- _Supplied entries_:
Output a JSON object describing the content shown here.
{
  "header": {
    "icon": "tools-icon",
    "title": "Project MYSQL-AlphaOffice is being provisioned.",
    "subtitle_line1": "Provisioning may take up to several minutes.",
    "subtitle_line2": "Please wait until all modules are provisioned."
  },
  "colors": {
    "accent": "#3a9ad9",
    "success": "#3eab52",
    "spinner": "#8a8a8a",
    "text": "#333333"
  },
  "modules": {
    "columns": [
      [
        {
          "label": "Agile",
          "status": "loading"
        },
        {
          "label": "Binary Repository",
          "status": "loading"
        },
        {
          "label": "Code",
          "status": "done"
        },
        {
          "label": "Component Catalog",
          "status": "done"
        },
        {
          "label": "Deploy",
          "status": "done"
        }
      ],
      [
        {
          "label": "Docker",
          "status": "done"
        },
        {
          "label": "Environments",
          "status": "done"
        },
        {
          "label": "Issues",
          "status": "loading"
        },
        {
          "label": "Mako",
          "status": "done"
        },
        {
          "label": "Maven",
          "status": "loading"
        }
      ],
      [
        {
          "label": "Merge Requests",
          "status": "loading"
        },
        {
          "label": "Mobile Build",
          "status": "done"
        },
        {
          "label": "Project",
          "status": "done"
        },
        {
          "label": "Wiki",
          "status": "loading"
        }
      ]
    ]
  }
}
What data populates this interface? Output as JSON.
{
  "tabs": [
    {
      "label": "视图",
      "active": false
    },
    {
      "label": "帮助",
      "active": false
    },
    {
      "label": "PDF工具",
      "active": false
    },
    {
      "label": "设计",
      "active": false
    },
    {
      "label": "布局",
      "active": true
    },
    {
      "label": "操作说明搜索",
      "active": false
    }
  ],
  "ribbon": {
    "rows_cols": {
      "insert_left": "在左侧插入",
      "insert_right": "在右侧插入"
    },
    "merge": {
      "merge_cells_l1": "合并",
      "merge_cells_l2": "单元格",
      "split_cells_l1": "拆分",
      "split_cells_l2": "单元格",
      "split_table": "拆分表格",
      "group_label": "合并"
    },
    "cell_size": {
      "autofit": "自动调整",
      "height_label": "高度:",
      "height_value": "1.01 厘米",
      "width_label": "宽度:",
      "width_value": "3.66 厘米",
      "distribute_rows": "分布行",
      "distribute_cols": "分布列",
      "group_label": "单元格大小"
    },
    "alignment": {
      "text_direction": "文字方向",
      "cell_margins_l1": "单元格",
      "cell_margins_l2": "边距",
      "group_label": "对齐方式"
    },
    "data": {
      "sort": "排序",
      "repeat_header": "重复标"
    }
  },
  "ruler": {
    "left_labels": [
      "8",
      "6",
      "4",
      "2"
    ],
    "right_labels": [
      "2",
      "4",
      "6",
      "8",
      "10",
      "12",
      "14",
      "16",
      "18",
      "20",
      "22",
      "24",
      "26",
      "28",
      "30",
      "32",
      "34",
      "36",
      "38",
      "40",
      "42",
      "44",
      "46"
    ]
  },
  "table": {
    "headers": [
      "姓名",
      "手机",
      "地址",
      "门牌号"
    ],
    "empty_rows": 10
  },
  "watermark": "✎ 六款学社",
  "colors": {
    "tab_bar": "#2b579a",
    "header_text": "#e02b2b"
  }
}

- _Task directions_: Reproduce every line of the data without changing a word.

- _Reply to the task_:
Output a JSON object describing the content shown here.
{
  "header": {
    "icon": "tools-icon",
    "title": "Project MYSQL-AlphaOffice is being provisioned.",
    "subtitle_line1": "Provisioning may take up to several minutes.",
    "subtitle_line2": "Please wait until all modules are provisioned."
  },
  "colors": {
    "accent": "#3a9ad9",
    "success": "#3eab52",
    "spinner": "#8a8a8a",
    "text": "#333333"
  },
  "modules": {
    "columns": [
      [
        {
          "label": "Agile",
          "status": "loading"
        },
        {
          "label": "Binary Repository",
          "status": "loading"
        },
        {
          "label": "Code",
          "status": "done"
        },
        {
          "label": "Component Catalog",
          "status": "done"
        },
        {
          "label": "Deploy",
          "status": "done"
        }
      ],
      [
        {
          "label": "Docker",
          "status": "done"
        },
        {
          "label": "Environments",
          "status": "done"
        },
        {
          "label": "Issues",
          "status": "loading"
        },
        {
          "label": "Mako",
          "status": "done"
        },
        {
          "label": "Maven",
          "status": "loading"
        }
      ],
      [
        {
          "label": "Merge Requests",
          "status": "loading"
        },
        {
          "label": "Mobile Build",
          "status": "done"
        },
        {
          "label": "Project",
          "status": "done"
        },
        {
          "label": "Wiki",
          "status": "loading"
        }
      ]
    ]
  }
}
What data populates this interface? Output as JSON.
{
  "tabs": [
    {
      "label": "视图",
      "active": false
    },
    {
      "label": "帮助",
      "active": false
    },
    {
      "label": "PDF工具",
      "active": false
    },
    {
      "label": "设计",
      "active": false
    },
    {
      "label": "布局",
      "active": true
    },
    {
      "label": "操作说明搜索",
      "active": false
    }
  ],
  "ribbon": {
    "rows_cols": {
      "insert_left": "在左侧插入",
      "insert_right": "在右侧插入"
    },
    "merge": {
      "merge_cells_l1": "合并",
      "merge_cells_l2": "单元格",
      "split_cells_l1": "拆分",
      "split_cells_l2": "单元格",
      "split_table": "拆分表格",
      "group_label": "合并"
    },
    "cell_size": {
      "autofit": "自动调整",
      "height_label": "高度:",
      "height_value": "1.01 厘米",
      "width_label": "宽度:",
      "width_value": "3.66 厘米",
      "distribute_rows": "分布行",
      "distribute_cols": "分布列",
      "group_label": "单元格大小"
    },
    "alignment": {
      "text_direction": "文字方向",
      "cell_margins_l1": "单元格",
      "cell_margins_l2": "边距",
      "group_label": "对齐方式"
    },
    "data": {
      "sort": "排序",
      "repeat_header": "重复标"
    }
  },
  "ruler": {
    "left_labels": [
      "8",
      "6",
      "4",
      "2"
    ],
    "right_labels": [
      "2",
      "4",
      "6",
      "8",
      "10",
      "12",
      "14",
      "16",
      "18",
      "20",
      "22",
      "24",
      "26",
      "28",
      "30",
      "32",
      "34",
      "36",
      "38",
      "40",
      "42",
      "44",
      "46"
    ]
  },
  "table": {
    "headers": [
      "姓名",
      "手机",
      "地址",
      "门牌号"
    ],
    "empty_rows": 10
  },
  "watermark": "✎ 六款学社",
  "colors": {
    "tab_bar": "#2b579a",
    "header_text": "#e02b2b"
  }
}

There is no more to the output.